University’s prized Galileo manuscript exposed as forgery

For decades the University of Michigan Library in the United States has prized a manuscript related to the discovery by Galileo Galilei of Jupiter’s moons, describing it as “one of the great treasures” in its collection. At least it would be if it were authentic, writes Michael Blanding for The New York Times.

After Nick Wilding, a historian at Georgia State University, uncovered evidence suggesting the manuscript was a fake, the library investigated and determined that he was right: The university said on Wednesday 17 August it had concluded that its treasured manuscript “is in fact a 20th-century forgery.”

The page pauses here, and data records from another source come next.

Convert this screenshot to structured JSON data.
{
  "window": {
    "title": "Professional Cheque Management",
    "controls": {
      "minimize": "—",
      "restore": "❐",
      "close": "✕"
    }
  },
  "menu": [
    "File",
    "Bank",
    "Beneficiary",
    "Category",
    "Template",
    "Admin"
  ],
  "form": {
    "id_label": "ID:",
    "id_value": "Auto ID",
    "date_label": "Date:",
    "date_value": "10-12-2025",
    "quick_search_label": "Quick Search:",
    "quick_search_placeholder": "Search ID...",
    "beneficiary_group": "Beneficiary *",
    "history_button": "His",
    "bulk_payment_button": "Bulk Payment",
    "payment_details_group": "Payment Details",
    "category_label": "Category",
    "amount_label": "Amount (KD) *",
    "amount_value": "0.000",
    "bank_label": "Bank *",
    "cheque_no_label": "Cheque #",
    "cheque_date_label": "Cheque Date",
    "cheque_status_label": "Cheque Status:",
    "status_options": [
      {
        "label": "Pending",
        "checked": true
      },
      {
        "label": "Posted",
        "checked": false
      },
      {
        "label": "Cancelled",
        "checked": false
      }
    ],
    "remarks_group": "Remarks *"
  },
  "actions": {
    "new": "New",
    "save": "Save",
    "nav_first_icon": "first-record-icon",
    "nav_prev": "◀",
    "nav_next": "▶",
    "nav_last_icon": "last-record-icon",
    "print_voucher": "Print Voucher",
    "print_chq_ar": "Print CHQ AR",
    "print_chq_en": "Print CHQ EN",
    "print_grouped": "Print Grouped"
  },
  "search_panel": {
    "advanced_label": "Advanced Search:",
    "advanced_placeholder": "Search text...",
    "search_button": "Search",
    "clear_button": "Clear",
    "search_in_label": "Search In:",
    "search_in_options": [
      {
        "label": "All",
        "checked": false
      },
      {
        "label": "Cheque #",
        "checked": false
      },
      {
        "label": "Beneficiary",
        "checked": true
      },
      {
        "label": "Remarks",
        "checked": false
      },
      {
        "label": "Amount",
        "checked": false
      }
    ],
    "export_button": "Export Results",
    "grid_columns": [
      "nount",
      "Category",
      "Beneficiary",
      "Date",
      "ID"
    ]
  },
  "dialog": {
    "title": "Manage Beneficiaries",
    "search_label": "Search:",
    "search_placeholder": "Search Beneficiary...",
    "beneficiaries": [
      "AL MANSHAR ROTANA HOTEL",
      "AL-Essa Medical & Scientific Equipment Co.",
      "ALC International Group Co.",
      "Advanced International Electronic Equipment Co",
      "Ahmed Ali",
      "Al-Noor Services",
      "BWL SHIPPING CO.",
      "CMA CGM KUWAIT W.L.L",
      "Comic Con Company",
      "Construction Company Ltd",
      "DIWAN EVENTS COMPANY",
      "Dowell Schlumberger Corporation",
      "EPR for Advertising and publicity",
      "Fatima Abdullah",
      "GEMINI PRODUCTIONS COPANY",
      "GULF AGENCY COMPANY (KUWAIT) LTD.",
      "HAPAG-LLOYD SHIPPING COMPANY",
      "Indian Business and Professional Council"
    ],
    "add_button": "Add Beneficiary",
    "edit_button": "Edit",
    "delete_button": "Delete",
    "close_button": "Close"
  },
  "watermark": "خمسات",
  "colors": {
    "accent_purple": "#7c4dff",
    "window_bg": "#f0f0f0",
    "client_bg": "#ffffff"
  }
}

“It was pretty gut-wrenching when we first learned our Galileo was not actually a Galileo,” Donna L Hayward, the interim dean of the university’s libraries, said in an interview. But since the purpose of any library is to expand knowledge, she said, the university had decided to be forthright about its findings and publicly announce the forgery. “To sweep it under the rug is counter to what we stand for.”
Full report on The New York Times site